■ What this task involves: Nothing but the records themselves, exactly as written and free of pictures, should appear in your response.

■ Raw data:
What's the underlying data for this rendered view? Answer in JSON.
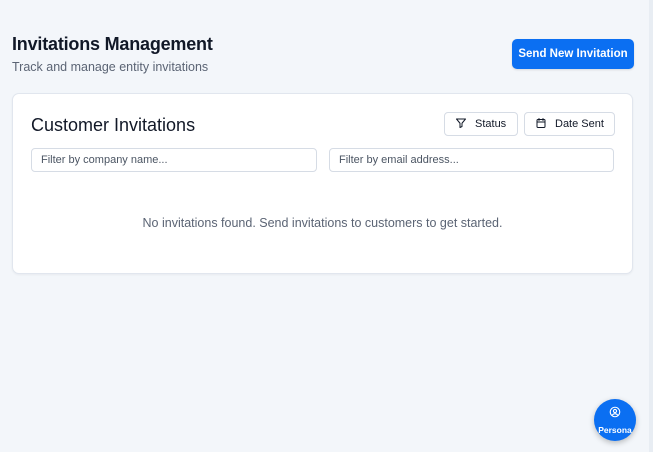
{
  "header": {
    "title": "Invitations Management",
    "subtitle": "Track and manage entity invitations",
    "send_button_label": "Send New Invitation"
  },
  "card": {
    "title": "Customer Invitations",
    "status_button_label": "Status",
    "date_button_label": "Date Sent",
    "company_filter_placeholder": "Filter by company name...",
    "email_filter_placeholder": "Filter by email address...",
    "empty_message": "No invitations found. Send invitations to customers to get started."
  },
  "fab": {
    "label": "Persona",
    "icon": "user-circle-icon"
  },
  "colors": {
    "accent": "#0b6ff2",
    "background": "#f3f6fa"
  }
}
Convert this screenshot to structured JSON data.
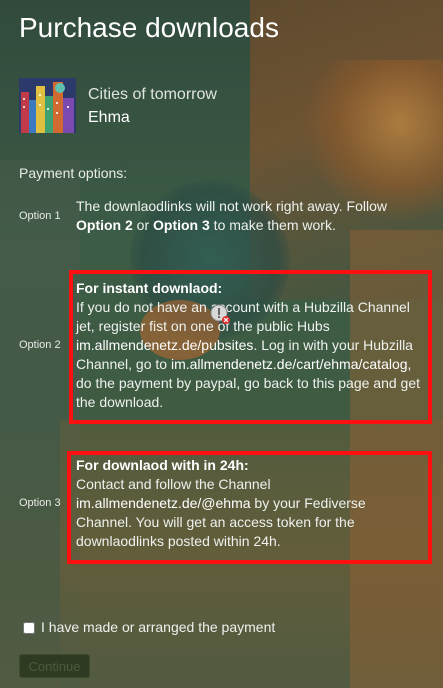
{
  "page": {
    "title": "Purchase downloads"
  },
  "album": {
    "title": "Cities of tomorrow",
    "artist": "Ehma"
  },
  "payment": {
    "label": "Payment options:",
    "option1": {
      "label": "Option 1",
      "text_a": "The downlaodlinks will not work right away. Follow ",
      "opt2": "Option 2",
      "or": " or ",
      "opt3": "Option 3",
      "text_b": " to make them work."
    },
    "option2": {
      "label": "Option 2",
      "heading": "For instant downlaod:",
      "text_a": "If you do not have an account with a Hubzilla Channel jet, register fist on one of the public Hubs ",
      "link1": "im.allmendenetz.de/pubsites",
      "text_b": ". Log in with your Hubzilla Channel, go to ",
      "link2": "im.allmendenetz.de/cart/ehma/catalog",
      "text_c": ", do the payment by paypal, go back to this page and get the download."
    },
    "option3": {
      "label": "Option 3",
      "heading": "For downlaod with in 24h:",
      "text_a": "Contact and follow the Channel ",
      "link": "im.allmendenetz.de/@ehma",
      "text_b": " by your Fediverse Channel. You will get an access token for the downlaodlinks posted within 24h."
    }
  },
  "confirm": {
    "checkbox_label": "I have made or arranged the payment",
    "checked": false,
    "continue_label": "Continue"
  },
  "colors": {
    "highlight_border": "#ff1010",
    "text": "#ffffff"
  }
}
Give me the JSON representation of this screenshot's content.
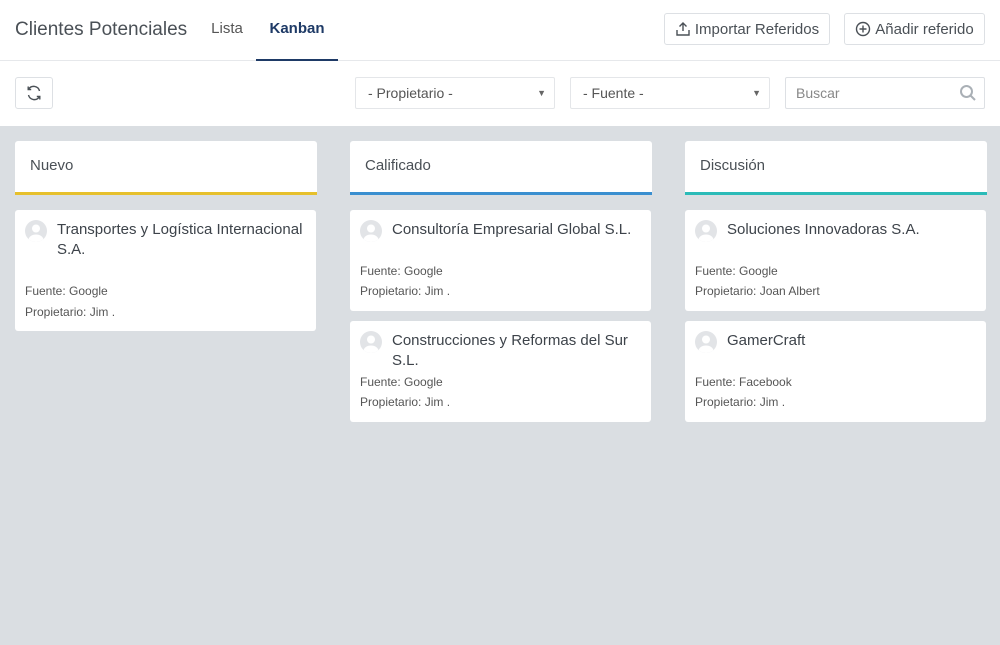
{
  "header": {
    "title": "Clientes Potenciales",
    "tabs": [
      {
        "label": "Lista",
        "active": false
      },
      {
        "label": "Kanban",
        "active": true
      }
    ],
    "import_label": "Importar Referidos",
    "add_label": "Añadir referido"
  },
  "toolbar": {
    "owner_select": "- Propietario -",
    "source_select": "- Fuente -",
    "search_placeholder": "Buscar"
  },
  "colors": {
    "nuevo": "#e6c02c",
    "calificado": "#3a8fd0",
    "discusion": "#2bbbb8",
    "active_tab": "#1e3a66",
    "board_bg": "#dadee2"
  },
  "columns": [
    {
      "title": "Nuevo",
      "cards": [
        {
          "title": "Transportes y Logística Internacional S.A.",
          "source": "Fuente: Google",
          "owner": "Propietario: Jim ."
        }
      ]
    },
    {
      "title": "Calificado",
      "cards": [
        {
          "title": "Consultoría Empresarial Global S.L.",
          "source": "Fuente: Google",
          "owner": "Propietario: Jim ."
        },
        {
          "title": "Construcciones y Reformas del Sur S.L.",
          "source": "Fuente: Google",
          "owner": "Propietario: Jim ."
        }
      ]
    },
    {
      "title": "Discusión",
      "cards": [
        {
          "title": "Soluciones Innovadoras S.A.",
          "source": "Fuente: Google",
          "owner": "Propietario: Joan Albert"
        },
        {
          "title": "GamerCraft",
          "source": "Fuente: Facebook",
          "owner": "Propietario: Jim ."
        }
      ]
    }
  ]
}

■ Exercise response:
What's the underlying data for this rendered view? Answer in JSON.
{
  "header": {
    "title": "Invitations Management",
    "subtitle": "Track and manage entity invitations",
    "send_button_label": "Send New Invitation"
  },
  "card": {
    "title": "Customer Invitations",
    "status_button_label": "Status",
    "date_button_label": "Date Sent",
    "company_filter_placeholder": "Filter by company name...",
    "email_filter_placeholder": "Filter by email address...",
    "empty_message": "No invitations found. Send invitations to customers to get started."
  },
  "fab": {
    "label": "Persona",
    "icon": "user-circle-icon"
  },
  "colors": {
    "accent": "#0b6ff2",
    "background": "#f3f6fa"
  }
}
Convert this screenshot to structured JSON data.
{
  "page": {
    "title": "Purchase downloads"
  },
  "album": {
    "title": "Cities of tomorrow",
    "artist": "Ehma"
  },
  "payment": {
    "label": "Payment options:",
    "option1": {
      "label": "Option 1",
      "text_a": "The downlaodlinks will not work right away. Follow ",
      "opt2": "Option 2",
      "or": " or ",
      "opt3": "Option 3",
      "text_b": " to make them work."
    },
    "option2": {
      "label": "Option 2",
      "heading": "For instant downlaod:",
      "text_a": "If you do not have an account with a Hubzilla Channel jet, register fist on one of the public Hubs ",
      "link1": "im.allmendenetz.de/pubsites",
      "text_b": ". Log in with your Hubzilla Channel, go to ",
      "link2": "im.allmendenetz.de/cart/ehma/catalog",
      "text_c": ", do the payment by paypal, go back to this page and get the download."
    },
    "option3": {
      "label": "Option 3",
      "heading": "For downlaod with in 24h:",
      "text_a": "Contact and follow the Channel ",
      "link": "im.allmendenetz.de/@ehma",
      "text_b": " by your Fediverse Channel. You will get an access token for the downlaodlinks posted within 24h."
    }
  },
  "confirm": {
    "checkbox_label": "I have made or arranged the payment",
    "checked": false,
    "continue_label": "Continue"
  },
  "colors": {
    "highlight_border": "#ff1010",
    "text": "#ffffff"
  }
}
Give me the JSON representation of this screenshot's content.
{
  "header": {
    "title": "Clientes Potenciales",
    "tabs": [
      {
        "label": "Lista",
        "active": false
      },
      {
        "label": "Kanban",
        "active": true
      }
    ],
    "import_label": "Importar Referidos",
    "add_label": "Añadir referido"
  },
  "toolbar": {
    "owner_select": "- Propietario -",
    "source_select": "- Fuente -",
    "search_placeholder": "Buscar"
  },
  "colors": {
    "nuevo": "#e6c02c",
    "calificado": "#3a8fd0",
    "discusion": "#2bbbb8",
    "active_tab": "#1e3a66",
    "board_bg": "#dadee2"
  },
  "columns": [
    {
      "title": "Nuevo",
      "cards": [
        {
          "title": "Transportes y Logística Internacional S.A.",
          "source": "Fuente: Google",
          "owner": "Propietario: Jim ."
        }
      ]
    },
    {
      "title": "Calificado",
      "cards": [
        {
          "title": "Consultoría Empresarial Global S.L.",
          "source": "Fuente: Google",
          "owner": "Propietario: Jim ."
        },
        {
          "title": "Construcciones y Reformas del Sur S.L.",
          "source": "Fuente: Google",
          "owner": "Propietario: Jim ."
        }
      ]
    },
    {
      "title": "Discusión",
      "cards": [
        {
          "title": "Soluciones Innovadoras S.A.",
          "source": "Fuente: Google",
          "owner": "Propietario: Joan Albert"
        },
        {
          "title": "GamerCraft",
          "source": "Fuente: Facebook",
          "owner": "Propietario: Jim ."
        }
      ]
    }
  ]
}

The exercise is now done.